> What to do:
Type out the data again, word for word and in full.

Component data from apps and pages:
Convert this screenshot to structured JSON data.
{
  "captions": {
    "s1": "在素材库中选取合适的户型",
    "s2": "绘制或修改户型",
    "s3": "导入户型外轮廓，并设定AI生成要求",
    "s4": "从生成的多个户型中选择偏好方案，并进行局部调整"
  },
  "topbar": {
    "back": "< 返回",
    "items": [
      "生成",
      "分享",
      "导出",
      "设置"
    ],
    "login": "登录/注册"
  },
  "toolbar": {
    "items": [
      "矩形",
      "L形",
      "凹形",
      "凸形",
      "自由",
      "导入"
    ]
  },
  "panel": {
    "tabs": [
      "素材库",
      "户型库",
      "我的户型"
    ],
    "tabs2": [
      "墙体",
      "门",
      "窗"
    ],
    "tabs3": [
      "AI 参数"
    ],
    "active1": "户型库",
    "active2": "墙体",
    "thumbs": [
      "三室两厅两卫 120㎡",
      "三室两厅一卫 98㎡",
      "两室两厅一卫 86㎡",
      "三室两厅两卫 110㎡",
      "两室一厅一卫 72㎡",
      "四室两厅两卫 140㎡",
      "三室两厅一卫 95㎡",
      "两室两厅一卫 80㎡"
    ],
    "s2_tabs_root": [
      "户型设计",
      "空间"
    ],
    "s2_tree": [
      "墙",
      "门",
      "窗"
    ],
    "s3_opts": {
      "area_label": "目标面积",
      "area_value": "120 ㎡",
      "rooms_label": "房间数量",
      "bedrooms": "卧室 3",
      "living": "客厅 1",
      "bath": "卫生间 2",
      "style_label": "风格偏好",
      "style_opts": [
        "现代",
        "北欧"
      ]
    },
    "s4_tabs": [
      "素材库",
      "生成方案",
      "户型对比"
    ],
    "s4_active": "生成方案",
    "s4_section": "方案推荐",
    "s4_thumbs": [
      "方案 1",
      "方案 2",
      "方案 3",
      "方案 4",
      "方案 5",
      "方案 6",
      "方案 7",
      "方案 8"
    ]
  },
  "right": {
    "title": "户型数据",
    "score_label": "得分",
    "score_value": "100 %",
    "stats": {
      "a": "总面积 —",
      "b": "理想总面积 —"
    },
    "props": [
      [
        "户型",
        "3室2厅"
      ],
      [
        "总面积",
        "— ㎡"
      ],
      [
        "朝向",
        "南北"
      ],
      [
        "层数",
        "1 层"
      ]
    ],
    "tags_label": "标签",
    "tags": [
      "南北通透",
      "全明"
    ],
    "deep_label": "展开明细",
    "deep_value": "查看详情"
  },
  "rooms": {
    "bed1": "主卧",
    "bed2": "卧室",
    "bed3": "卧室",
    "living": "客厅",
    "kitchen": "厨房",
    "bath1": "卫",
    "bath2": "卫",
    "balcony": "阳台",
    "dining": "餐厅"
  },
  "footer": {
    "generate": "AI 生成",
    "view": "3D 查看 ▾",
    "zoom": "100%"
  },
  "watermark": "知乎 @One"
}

> Reply to the exercise:
Convert this screenshot to structured JSON data.
{
  "captions": {
    "s1": "在素材库中选取合适的户型",
    "s2": "绘制或修改户型",
    "s3": "导入户型外轮廓，并设定AI生成要求",
    "s4": "从生成的多个户型中选择偏好方案，并进行局部调整"
  },
  "topbar": {
    "back": "< 返回",
    "items": [
      "生成",
      "分享",
      "导出",
      "设置"
    ],
    "login": "登录/注册"
  },
  "toolbar": {
    "items": [
      "矩形",
      "L形",
      "凹形",
      "凸形",
      "自由",
      "导入"
    ]
  },
  "panel": {
    "tabs": [
      "素材库",
      "户型库",
      "我的户型"
    ],
    "tabs2": [
      "墙体",
      "门",
      "窗"
    ],
    "tabs3": [
      "AI 参数"
    ],
    "active1": "户型库",
    "active2": "墙体",
    "thumbs": [
      "三室两厅两卫 120㎡",
      "三室两厅一卫 98㎡",
      "两室两厅一卫 86㎡",
      "三室两厅两卫 110㎡",
      "两室一厅一卫 72㎡",
      "四室两厅两卫 140㎡",
      "三室两厅一卫 95㎡",
      "两室两厅一卫 80㎡"
    ],
    "s2_tabs_root": [
      "户型设计",
      "空间"
    ],
    "s2_tree": [
      "墙",
      "门",
      "窗"
    ],
    "s3_opts": {
      "area_label": "目标面积",
      "area_value": "120 ㎡",
      "rooms_label": "房间数量",
      "bedrooms": "卧室 3",
      "living": "客厅 1",
      "bath": "卫生间 2",
      "style_label": "风格偏好",
      "style_opts": [
        "现代",
        "北欧"
      ]
    },
    "s4_tabs": [
      "素材库",
      "生成方案",
      "户型对比"
    ],
    "s4_active": "生成方案",
    "s4_section": "方案推荐",
    "s4_thumbs": [
      "方案 1",
      "方案 2",
      "方案 3",
      "方案 4",
      "方案 5",
      "方案 6",
      "方案 7",
      "方案 8"
    ]
  },
  "right": {
    "title": "户型数据",
    "score_label": "得分",
    "score_value": "100 %",
    "stats": {
      "a": "总面积 —",
      "b": "理想总面积 —"
    },
    "props": [
      [
        "户型",
        "3室2厅"
      ],
      [
        "总面积",
        "— ㎡"
      ],
      [
        "朝向",
        "南北"
      ],
      [
        "层数",
        "1 层"
      ]
    ],
    "tags_label": "标签",
    "tags": [
      "南北通透",
      "全明"
    ],
    "deep_label": "展开明细",
    "deep_value": "查看详情"
  },
  "rooms": {
    "bed1": "主卧",
    "bed2": "卧室",
    "bed3": "卧室",
    "living": "客厅",
    "kitchen": "厨房",
    "bath1": "卫",
    "bath2": "卫",
    "balcony": "阳台",
    "dining": "餐厅"
  },
  "footer": {
    "generate": "AI 生成",
    "view": "3D 查看 ▾",
    "zoom": "100%"
  },
  "watermark": "知乎 @One"
}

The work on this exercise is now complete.